However, the most important part of the tradition being family get-togethers, sharing a meal and enjoying hot cross buns and each other’s company. There was also Pancake (Shrove)Tuesday, which was a treat because Mum was a pancake-maker supremo.  All genuinely happy times.

As children, we received a chocolate egg or a selection box of chocolate bars to enjoy on the school break that coincided with Easter, and when my children were young, this tradition continued. Many family traditions, including those at Easter, have altered or been abandoned after the loss of my parents, and changing family dynamics over the years with siblings growing older and the lives of our children diversifying.

Such is life, which is why recording memoried by writing or with photographs important for family history.

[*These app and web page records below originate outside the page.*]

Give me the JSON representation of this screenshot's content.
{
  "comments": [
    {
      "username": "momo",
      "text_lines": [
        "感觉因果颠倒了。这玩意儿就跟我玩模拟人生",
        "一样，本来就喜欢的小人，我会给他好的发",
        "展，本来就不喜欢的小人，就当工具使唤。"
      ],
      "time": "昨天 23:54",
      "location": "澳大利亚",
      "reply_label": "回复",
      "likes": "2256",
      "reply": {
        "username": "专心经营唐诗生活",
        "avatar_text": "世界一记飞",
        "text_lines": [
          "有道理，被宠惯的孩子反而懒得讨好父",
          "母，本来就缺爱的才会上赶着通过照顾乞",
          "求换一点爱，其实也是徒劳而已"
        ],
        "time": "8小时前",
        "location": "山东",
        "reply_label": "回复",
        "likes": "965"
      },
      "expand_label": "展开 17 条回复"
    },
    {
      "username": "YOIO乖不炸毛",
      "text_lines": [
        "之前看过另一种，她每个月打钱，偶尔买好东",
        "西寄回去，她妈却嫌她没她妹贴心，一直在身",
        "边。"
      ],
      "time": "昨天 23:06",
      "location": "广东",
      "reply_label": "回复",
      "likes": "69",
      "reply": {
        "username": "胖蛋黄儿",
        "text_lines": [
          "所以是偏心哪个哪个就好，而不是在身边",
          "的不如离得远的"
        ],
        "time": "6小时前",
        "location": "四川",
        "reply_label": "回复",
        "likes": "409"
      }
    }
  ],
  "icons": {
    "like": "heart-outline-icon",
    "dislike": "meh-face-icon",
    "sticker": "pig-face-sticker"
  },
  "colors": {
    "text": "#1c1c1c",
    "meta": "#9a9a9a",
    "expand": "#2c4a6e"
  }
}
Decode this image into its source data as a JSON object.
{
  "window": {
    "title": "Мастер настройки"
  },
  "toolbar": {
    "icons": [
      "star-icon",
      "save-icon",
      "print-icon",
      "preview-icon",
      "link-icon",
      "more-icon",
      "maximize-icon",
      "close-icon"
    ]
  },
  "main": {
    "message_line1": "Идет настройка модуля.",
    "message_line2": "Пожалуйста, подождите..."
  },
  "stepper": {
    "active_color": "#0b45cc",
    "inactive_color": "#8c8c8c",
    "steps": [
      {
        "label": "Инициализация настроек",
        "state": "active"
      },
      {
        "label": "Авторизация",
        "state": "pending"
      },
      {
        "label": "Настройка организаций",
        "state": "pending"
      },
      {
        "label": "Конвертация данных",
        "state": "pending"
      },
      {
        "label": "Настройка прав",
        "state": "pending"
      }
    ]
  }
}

Perhaps future grandchildren may revive old traditions (with Fair Trade chocolate and Free Range eggs of course…), or create new ones. As the truism suggests – the one thing constant in life is change!

Sister Cate's quilt block

Autumn hosts Australia’s commemoration of WWI on ANZAC Day. A special celebration in 2015 because it is 100 years since the landing on the Turkish beaches of Gallipoli. ANZAC Day a ritual we only discovered when we migrated here in 1962.

There is a family link because one of Dad’s Australian ancestors enlisted and went to Gallipoli.  George Alexander McInnes, only 19 years old when he died of enteric fever, six months after joining the Australian Imperial Force, raised in Williamstown. He is buried in Chatby Military Cemetery, Alexandria, Egypt.

My sister Cate (Catriona), a talented quilter, created the “Lest We Forget” block pictured above. It was chosen as one of the 100 finalists for the particular display at the Australasian Quilt Convention this April in Melbourne. The entries, along with their 100-word stories will tour Australia.

Postcards from Gallipoli
Mairi Neil

He survived the assault on Gallipoli
to die an unheroic death
from ‘enteric fever’ in Alexandria.
Weak, miserable, hungry and alone,
the tent hospital overcrowded,
too few nurses overwhelmed.
Our family’s Aussie digger
buried in foreign fields.
His working class parents too poor
to visit his grave
and the body count too high
to return him home.
A nineteen year old larrikin
eldest son farewelled,
a rabbit skin vest, Holy Bible,
and pipe welcomed home.
His war brief,
like his life.
Postcards ‘from the trenches’
sent love to family and friends
missing home and wishing for peace.
Passed down through generations,
the neatly pencilled sentences
hint at the man he could have been.
A great uncle I never knew.
Each ANZAC Day I think of
George Alexander McInnes
and the thousands like him,
acknowledge the debt owed
to previous generations
for sacrifice, trauma, and loss.
But, in the remembering there is
no forgetting the madness
and futility that is war.

To end on a happier note – form poetry is fun to try and with traditional Japanese haiku indicating the season is an expected feature. However, like everything else tradition does not always win and expectations not always achievable.

Autumn Haiku

Mairi Neil

The sea melds with sky
dark shore dreams of light caress
and whimsy clouds flee

Holidays at last!
slippery stairs to the sea
lead to splashing fun

The artist’s eye rare
Vincent’s Starry Starry Night
a gift to the world

What differences do you see when the seasons change? Do you have rituals you follow? Have you written about them? Why not start now!